France stopped supplying Israel with uranium fuel for the Dimona nuclear reactor after the 1967 Arab-Israeli War. Numerous sources believe that in 1968 Israel managed to obtain 200 tonnes of yellowcake from the Belgian mining company Union Minière, shipped processed uranium mined in Congo out of Antwerp to Genoa for a European front company by transferring the ore to another vessel at sea. This Mossad covert operation violated Euratom controls of nuclear materials.[1][2]

The name of Operation Plumbat is derived from the Latin "plumbum", meaning lead, and is a reference to the labeling of the drums used to transport the yellowcake.[2]

Mossad operation[edit]

Mossad agents arranged to set up a fictitious company called Biscayne Trader's Shipping Corporation in Liberia to purchase an ocean freighter; this became Scheersberg A (Scheersberg is a town in northern Germany, near the border with Denmark). With the assistance of a friendly official at a German petrochemical company, $3.7 million was paid to Union Minière for 200 tonnes of yellowcake uranium. The yellowcake was left over inventory from uranium mined from Shinkolobwe, in upper Katanga. This was loaded onto the newly renamed freighter and a contract was arranged with an Italian paint company for the yellowcake to be processed.[3]

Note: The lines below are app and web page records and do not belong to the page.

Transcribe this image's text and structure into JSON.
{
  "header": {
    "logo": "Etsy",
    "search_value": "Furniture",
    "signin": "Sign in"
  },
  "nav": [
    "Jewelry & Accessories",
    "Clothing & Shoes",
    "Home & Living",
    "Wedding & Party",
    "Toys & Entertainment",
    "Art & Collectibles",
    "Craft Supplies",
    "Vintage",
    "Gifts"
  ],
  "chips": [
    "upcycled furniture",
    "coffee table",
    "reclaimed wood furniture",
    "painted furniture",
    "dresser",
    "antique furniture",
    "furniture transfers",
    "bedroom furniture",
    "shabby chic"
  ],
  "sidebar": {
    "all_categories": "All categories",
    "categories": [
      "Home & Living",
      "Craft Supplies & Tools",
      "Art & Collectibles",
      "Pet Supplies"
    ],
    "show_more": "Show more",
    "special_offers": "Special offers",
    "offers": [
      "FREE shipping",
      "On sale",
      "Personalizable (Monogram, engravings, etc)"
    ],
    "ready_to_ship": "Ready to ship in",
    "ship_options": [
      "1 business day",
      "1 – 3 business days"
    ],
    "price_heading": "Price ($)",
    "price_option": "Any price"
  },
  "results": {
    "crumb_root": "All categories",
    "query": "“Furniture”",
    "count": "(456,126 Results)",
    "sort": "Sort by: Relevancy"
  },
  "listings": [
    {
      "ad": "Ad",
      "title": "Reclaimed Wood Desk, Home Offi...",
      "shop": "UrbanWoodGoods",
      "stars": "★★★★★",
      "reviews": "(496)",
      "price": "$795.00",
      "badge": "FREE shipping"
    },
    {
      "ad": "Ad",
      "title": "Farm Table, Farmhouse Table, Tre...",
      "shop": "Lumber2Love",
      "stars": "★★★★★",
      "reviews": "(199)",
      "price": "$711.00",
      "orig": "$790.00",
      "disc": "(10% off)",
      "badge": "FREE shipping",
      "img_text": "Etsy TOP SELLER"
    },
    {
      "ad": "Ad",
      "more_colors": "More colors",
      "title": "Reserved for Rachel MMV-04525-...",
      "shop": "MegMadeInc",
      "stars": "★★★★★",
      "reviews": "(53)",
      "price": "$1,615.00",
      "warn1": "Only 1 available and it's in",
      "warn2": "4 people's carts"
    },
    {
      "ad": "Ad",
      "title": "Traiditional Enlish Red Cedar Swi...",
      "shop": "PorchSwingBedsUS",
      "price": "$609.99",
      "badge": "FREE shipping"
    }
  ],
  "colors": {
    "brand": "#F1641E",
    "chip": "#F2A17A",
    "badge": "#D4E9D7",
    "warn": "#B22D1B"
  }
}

The cargo was loaded in November 1968 in barrels marked "PLUMBAT" (a harmless lead product). The Spanish crew were replaced by sailors recruited by Mossad and forged passports provided. The freighter set sail for Genoa on November 17, 1968. Approximately seven days into her voyage, she rendezvoused with an Israeli freighter under cover of darkness, somewhere east of Crete. The cargo was transferred in near silence whilst Israeli gunboats kept watch nearby. After loading the Israeli freighter set sail toward Haifa, and eventually the Tunnel, a six-level automated chemical plant for processing fuel rods into plutonium at Dimona.[3]

Scheersberg A docked in Turkey eight days later; without any cargo to deliver, the contract with the Italian paint company was cancelled. Several pages were missing from the ship's log and no explanation was offered; the Italian paint company assumed the cargo had been lost to hijack or piracy.[3]

Mossad Operative confession[edit]

In 1973, suspected Mossad operative Dan Ert (Dan Ærbel) was arrested in Norway, alleged to have helped assassinate one of the Palestinian terrorists who had killed eleven Israeli athletes at the 1972 Olympic games in Munich. Ert recounted the story whilst imprisoned as a way of proving to Norwegians that he was a Mossad operative. The story seemed more credible once it was found that Ert had been listed as president of the Liberian shipping company used to purchase Scheersberg A.[3]

In 1977 the Plumbat Affair was leaked by Paul Leventhal, a former U.S. Senate attorney, at a disarmament conference, he said the stolen yellowcake shipment was enough to run a reactor such as Dimona for up to ten years.[3]

Israeli officials at first were silent when enquiries were made, then issued a denial of all aspects of the story that related to Israel.[3]


A factual book called The Plumbat Affair by Elaine Davenport, Paul Eddy and Peter Gillman, published in 1978 by Futura Publications Ltd, ISBN 0233970169

The book Operation Uranium Ship by Menachem Portugali, Dennis Eisenberg and Eli Landau, published in 1978 by Signet Books, claims to provide details.

The 1979 book Triple by Ken Follett, also by Signet, is a fictional recreation of the events.


  1. ^ a b "Uranium: The Israeli Connection". TIME. May 30, 1977. Archived from the original on August 21, 2009. Retrieved 2008-11-02.
  2. ^ a b Victor Gilinsky (former Commissioner U.S. Nuclear Regulatory Commission) (May 13, 2004). "Israel's Bomb". The New York Review of Books. Retrieved 2007-12-08.
  3. ^ a b c d e f Zoellner, Tom (2009). Uranium. New York: Penguin. pp. 108, 112–114. ISBN 9780143116721.